Archer Daniels Midland Company

Archer Daniels Midland Company reports annual revenue of 30 billion dollars, 26,000 employees, and 270 plants on 6 continents. The Company has built a vertically integrated global franchise with sourcing, production, and transportation capabilities, and maintains leadership in plant-based agricultural processing, supplying commodity ingredients into a unified world marketplace. Core products include all basic and organic plant commodities like soy, wheat, oats, barley, corn, and cocoa, and basic derived ingredients like citric acid, sweeteners and baking ingredients, emulsifiers, stabilizers, flours, oils, and meat enhancers, along with critical products for construction, household items, industrial chemicals, mining, drilling, packaging, paints, inks, coatings, ethanol, plastics, and paper. Underpinning this vast, and dominant, conglomerate is an international network of financial subsidiaries providing services and support to customers in the agriculture industry, along with a global grain-trading group, and a large transportation business.
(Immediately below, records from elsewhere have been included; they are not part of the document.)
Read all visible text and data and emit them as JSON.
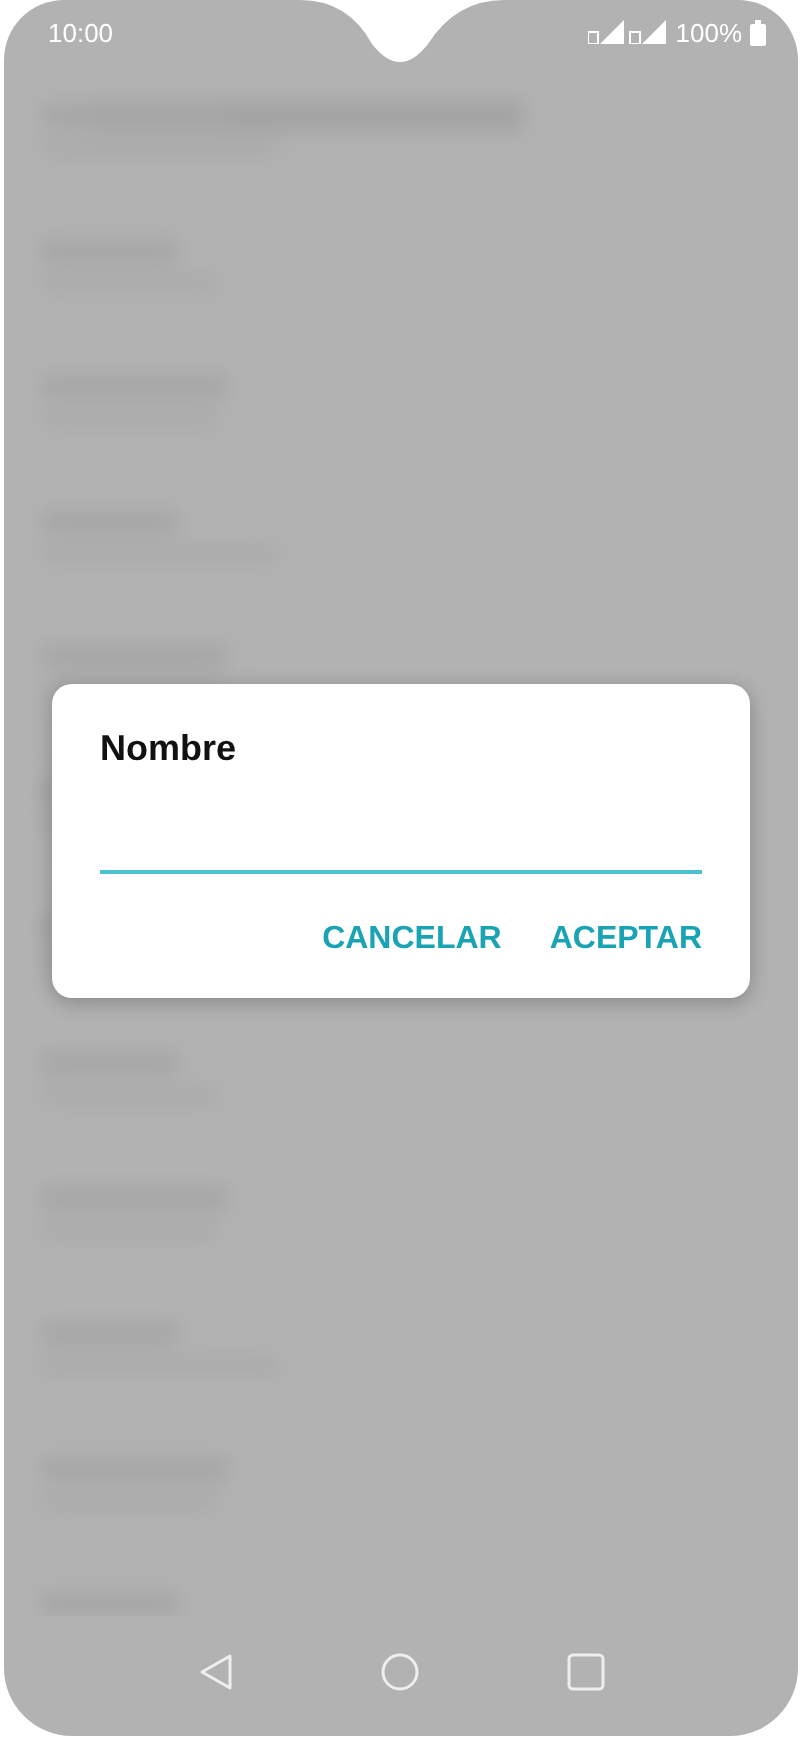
{
  "status_bar": {
    "time": "10:00",
    "battery": "100%"
  },
  "dialog": {
    "title": "Nombre",
    "field": {
      "focused": true
    },
    "buttons": [
      {
        "label": "CANCELAR"
      },
      {
        "label": "ACEPTAR"
      }
    ]
  }
}
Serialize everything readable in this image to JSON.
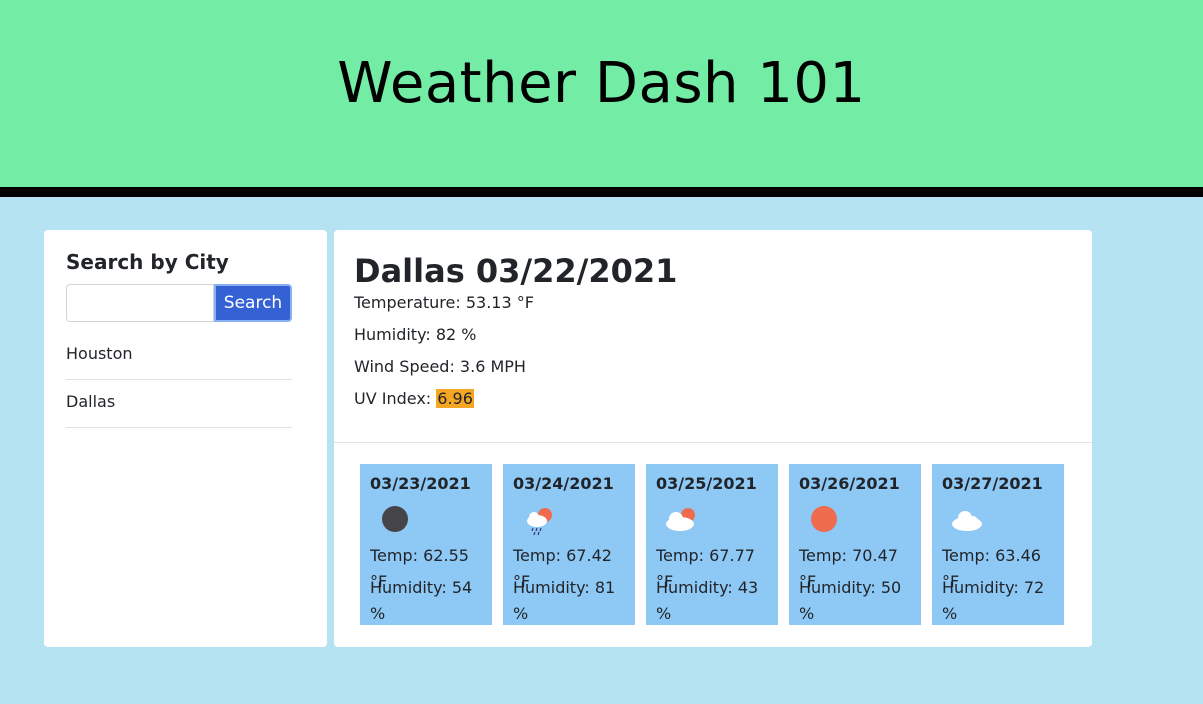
{
  "header": {
    "title": "Weather Dash 101"
  },
  "sidebar": {
    "heading": "Search by City",
    "search_value": "",
    "search_placeholder": "",
    "search_button": "Search",
    "cities": [
      "Houston",
      "Dallas"
    ]
  },
  "current": {
    "title": "Dallas 03/22/2021",
    "temperature": "Temperature: 53.13 °F",
    "humidity": "Humidity: 82 %",
    "wind": "Wind Speed: 3.6 MPH",
    "uv_label": "UV Index: ",
    "uv_value": "6.96",
    "uv_color": "#f5a623"
  },
  "forecast": [
    {
      "date": "03/23/2021",
      "icon": "night-moon-icon",
      "temp": "Temp: 62.55 °F",
      "humidity": "Humidity: 54 %"
    },
    {
      "date": "03/24/2021",
      "icon": "rain-sun-cloud-icon",
      "temp": "Temp: 67.42 °F",
      "humidity": "Humidity: 81 %"
    },
    {
      "date": "03/25/2021",
      "icon": "partly-cloudy-icon",
      "temp": "Temp: 67.77 °F",
      "humidity": "Humidity: 43 %"
    },
    {
      "date": "03/26/2021",
      "icon": "sun-icon",
      "temp": "Temp: 70.47 °F",
      "humidity": "Humidity: 50 %"
    },
    {
      "date": "03/27/2021",
      "icon": "cloud-icon",
      "temp": "Temp: 63.46 °F",
      "humidity": "Humidity: 72 %"
    }
  ],
  "colors": {
    "header_bg": "#73eda6",
    "page_bg": "#b5e3f2",
    "card_bg": "#8ec8f5",
    "button_bg": "#3461d4"
  }
}
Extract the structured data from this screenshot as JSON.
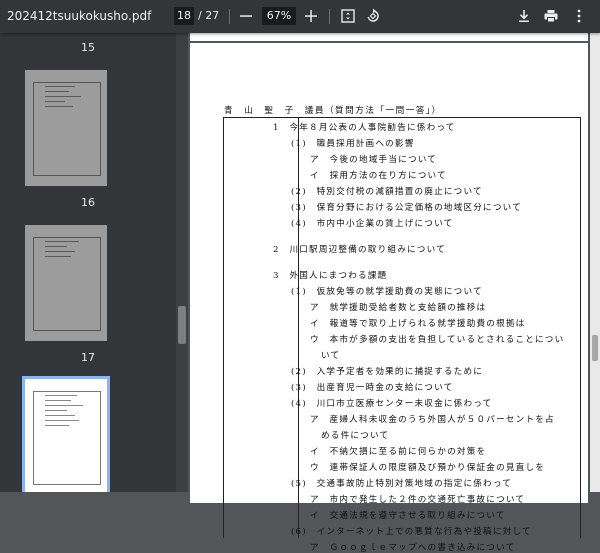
{
  "toolbar": {
    "filename": "202412tsuukokusho.pdf",
    "current_page": "18",
    "total_pages": "/ 27",
    "zoom": "67%"
  },
  "sidebar": {
    "thumbnails": [
      {
        "label": "15"
      },
      {
        "label": "16"
      },
      {
        "label": "17"
      }
    ]
  },
  "document": {
    "heading": "青　山　聖　子　議員（質問方法「一問一答」）",
    "lines": [
      "1　今年８月公表の人事院勧告に係わって",
      "(1)　職員採用計画への影響",
      "ア　今後の地域手当について",
      "イ　採用方法の在り方について",
      "(2)　特別交付税の減額措置の廃止について",
      "(3)　保育分野における公定価格の地域区分について",
      "(4)　市内中小企業の賃上げについて",
      "2　川口駅周辺整備の取り組みについて",
      "3　外国人にまつわる課題",
      "(1)　仮放免等の就学援助費の実態について",
      "ア　就学援助受給者数と支給額の推移は",
      "イ　報道等で取り上げられる就学援助費の根拠は",
      "ウ　本市が多額の支出を負担しているとされることについ",
      "いて",
      "(2)　入学予定者を効果的に捕捉するために",
      "(3)　出産育児一時金の支給について",
      "(4)　川口市立医療センター未収金に係わって",
      "ア　産婦人科未収金のうち外国人が５０パーセントを占",
      "める件について",
      "イ　不納欠損に至る前に何らかの対策を",
      "ウ　連帯保証人の限度額及び預かり保証金の見直しを",
      "(5)　交通事故防止特別対策地域の指定に係わって",
      "ア　市内で発生した２件の交通死亡事故について",
      "イ　交通法規を遵守させる取り組みについて",
      "(6)　インターネット上での悪質な行為や投稿に対して",
      "ア　Ｇｏｏｇｌｅマップへの書き込みについて"
    ]
  }
}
ADM is a critical enabler in the current trend of traditional animal-based food companies expanding into the whole foods (organic and vegetarian) market. For example, Dean Foods, a major dairy producer, now owns the Silk brand (organic soy milk), ConAgra, a partner with Swift & Company in beef, pork, and chicken businesses, now owns the Lightlife brand (vegan convenience foods), and Kraft, a producer of both dairy and meat processed consumer products, now owns the Boca brand (the original vegan veggie burger).